• _THE TASK_:
State how many lines in the entries below hold the word "text", with nothing besides the number.

-----

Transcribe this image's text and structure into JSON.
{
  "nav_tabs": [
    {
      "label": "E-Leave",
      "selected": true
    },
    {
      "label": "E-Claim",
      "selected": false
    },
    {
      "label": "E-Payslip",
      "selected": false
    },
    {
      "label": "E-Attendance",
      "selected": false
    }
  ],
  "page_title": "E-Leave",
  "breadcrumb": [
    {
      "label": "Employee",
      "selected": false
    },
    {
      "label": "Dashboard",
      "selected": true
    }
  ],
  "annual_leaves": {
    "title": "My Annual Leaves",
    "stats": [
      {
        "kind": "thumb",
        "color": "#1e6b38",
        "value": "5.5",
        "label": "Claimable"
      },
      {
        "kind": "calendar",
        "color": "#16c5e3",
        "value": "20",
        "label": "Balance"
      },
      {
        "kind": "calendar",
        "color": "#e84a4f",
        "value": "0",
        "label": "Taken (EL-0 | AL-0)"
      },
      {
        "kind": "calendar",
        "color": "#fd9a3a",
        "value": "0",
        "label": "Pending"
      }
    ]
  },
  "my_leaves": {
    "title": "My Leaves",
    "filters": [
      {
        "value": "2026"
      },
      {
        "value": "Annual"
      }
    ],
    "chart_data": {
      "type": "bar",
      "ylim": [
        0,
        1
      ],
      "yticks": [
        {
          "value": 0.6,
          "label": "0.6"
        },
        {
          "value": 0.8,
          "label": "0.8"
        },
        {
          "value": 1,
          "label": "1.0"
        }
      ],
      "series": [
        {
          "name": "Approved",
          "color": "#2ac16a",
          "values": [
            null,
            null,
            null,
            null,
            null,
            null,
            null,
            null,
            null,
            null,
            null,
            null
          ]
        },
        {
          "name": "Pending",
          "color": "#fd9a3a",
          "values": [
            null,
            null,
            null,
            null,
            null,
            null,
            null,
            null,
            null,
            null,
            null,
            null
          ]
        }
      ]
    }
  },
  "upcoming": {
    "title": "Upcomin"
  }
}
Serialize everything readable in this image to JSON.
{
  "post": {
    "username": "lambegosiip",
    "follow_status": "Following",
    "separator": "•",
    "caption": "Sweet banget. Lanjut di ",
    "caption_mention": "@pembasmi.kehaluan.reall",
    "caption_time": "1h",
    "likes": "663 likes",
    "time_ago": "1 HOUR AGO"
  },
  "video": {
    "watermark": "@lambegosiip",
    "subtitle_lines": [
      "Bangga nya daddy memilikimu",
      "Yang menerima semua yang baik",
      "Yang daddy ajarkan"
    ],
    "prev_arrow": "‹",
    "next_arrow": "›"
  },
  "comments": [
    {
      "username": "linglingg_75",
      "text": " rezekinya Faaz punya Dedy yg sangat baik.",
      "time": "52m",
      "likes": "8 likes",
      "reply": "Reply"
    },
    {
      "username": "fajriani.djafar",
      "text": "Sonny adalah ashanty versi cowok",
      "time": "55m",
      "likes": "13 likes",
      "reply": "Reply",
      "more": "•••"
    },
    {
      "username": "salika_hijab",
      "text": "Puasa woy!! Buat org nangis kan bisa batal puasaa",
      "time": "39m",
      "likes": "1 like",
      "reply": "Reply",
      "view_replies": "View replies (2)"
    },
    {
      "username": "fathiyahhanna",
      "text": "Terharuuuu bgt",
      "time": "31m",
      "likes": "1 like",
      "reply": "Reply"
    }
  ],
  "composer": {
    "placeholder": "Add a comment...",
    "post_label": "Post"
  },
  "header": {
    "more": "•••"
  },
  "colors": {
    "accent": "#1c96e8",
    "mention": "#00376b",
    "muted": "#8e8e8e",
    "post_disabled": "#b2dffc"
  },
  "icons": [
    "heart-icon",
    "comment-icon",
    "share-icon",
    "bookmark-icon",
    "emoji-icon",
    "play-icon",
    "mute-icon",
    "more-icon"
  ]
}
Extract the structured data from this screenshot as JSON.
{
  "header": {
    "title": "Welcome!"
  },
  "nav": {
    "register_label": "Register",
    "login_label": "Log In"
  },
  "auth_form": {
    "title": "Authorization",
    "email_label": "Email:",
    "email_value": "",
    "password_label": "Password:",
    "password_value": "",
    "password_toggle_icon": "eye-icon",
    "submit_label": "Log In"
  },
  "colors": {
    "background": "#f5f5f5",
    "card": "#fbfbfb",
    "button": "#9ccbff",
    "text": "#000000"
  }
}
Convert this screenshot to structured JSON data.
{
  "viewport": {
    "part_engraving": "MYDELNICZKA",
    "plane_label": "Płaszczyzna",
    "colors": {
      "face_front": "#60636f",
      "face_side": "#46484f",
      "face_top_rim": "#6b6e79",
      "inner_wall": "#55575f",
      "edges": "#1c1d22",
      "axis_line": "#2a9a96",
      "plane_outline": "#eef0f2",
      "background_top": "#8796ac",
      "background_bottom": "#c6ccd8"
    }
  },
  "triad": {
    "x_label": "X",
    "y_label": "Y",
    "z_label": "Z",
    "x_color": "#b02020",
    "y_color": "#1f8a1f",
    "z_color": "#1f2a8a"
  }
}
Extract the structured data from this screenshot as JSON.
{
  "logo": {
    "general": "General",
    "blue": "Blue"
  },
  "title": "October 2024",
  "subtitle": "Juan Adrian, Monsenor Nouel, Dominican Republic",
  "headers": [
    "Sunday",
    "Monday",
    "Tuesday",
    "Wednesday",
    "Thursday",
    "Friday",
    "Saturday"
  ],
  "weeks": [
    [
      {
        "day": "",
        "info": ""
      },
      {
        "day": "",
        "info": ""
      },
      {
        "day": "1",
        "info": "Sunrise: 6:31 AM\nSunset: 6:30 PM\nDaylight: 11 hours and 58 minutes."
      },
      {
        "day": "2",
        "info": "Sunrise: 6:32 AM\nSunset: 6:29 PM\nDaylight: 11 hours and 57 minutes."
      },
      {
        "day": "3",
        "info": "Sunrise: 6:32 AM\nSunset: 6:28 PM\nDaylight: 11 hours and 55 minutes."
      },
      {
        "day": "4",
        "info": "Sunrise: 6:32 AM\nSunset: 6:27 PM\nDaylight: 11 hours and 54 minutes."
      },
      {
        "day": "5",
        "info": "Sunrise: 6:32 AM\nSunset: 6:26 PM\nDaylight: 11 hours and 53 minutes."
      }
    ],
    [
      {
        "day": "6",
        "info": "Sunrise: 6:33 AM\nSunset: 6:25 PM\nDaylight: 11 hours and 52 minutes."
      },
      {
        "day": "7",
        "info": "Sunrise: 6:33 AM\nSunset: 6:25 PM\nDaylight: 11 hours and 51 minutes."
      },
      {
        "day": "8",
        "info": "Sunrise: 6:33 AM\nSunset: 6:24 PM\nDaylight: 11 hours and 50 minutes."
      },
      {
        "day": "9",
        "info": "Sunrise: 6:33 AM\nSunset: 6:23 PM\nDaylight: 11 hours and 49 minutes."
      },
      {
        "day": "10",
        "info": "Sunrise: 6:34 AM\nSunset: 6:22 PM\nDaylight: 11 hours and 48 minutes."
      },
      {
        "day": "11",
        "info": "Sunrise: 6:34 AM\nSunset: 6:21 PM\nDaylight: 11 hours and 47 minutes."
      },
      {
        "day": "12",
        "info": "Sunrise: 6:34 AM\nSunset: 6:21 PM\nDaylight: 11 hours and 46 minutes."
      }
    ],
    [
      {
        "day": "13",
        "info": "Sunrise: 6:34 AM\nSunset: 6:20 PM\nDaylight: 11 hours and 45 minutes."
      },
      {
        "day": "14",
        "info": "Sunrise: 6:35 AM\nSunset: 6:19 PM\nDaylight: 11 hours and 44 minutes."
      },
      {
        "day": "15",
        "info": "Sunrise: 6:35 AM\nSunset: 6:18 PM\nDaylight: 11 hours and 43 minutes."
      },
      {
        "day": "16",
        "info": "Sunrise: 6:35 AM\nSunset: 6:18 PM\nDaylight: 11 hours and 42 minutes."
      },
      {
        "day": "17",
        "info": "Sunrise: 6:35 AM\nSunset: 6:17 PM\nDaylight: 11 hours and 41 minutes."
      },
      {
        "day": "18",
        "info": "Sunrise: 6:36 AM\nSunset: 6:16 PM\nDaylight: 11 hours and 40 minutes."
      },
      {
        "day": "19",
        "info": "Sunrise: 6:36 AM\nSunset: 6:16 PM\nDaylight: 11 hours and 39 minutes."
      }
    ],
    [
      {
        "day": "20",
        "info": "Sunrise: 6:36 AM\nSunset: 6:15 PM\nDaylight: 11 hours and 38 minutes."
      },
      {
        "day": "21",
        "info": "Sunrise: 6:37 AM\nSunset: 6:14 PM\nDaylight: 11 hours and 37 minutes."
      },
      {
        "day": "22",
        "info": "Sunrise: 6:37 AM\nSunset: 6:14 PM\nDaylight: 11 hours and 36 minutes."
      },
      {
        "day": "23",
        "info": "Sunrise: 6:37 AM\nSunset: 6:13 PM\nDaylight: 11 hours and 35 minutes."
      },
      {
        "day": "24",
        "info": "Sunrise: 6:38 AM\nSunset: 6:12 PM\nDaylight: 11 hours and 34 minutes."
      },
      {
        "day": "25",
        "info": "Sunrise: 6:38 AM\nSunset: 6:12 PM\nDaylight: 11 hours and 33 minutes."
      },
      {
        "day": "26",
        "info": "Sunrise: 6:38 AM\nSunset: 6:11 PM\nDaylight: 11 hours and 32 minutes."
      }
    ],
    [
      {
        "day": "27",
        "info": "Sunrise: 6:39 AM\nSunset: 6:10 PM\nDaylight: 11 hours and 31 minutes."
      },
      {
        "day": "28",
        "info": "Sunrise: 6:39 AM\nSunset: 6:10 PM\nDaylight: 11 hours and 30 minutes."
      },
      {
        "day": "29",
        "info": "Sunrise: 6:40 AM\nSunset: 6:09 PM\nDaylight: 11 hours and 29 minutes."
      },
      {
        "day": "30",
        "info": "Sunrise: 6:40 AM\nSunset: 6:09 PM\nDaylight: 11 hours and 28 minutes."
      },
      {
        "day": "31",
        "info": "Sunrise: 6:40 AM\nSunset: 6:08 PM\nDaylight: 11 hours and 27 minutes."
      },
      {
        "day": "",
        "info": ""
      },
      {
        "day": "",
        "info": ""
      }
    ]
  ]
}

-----

• _EXPECTED ANSWER_:
6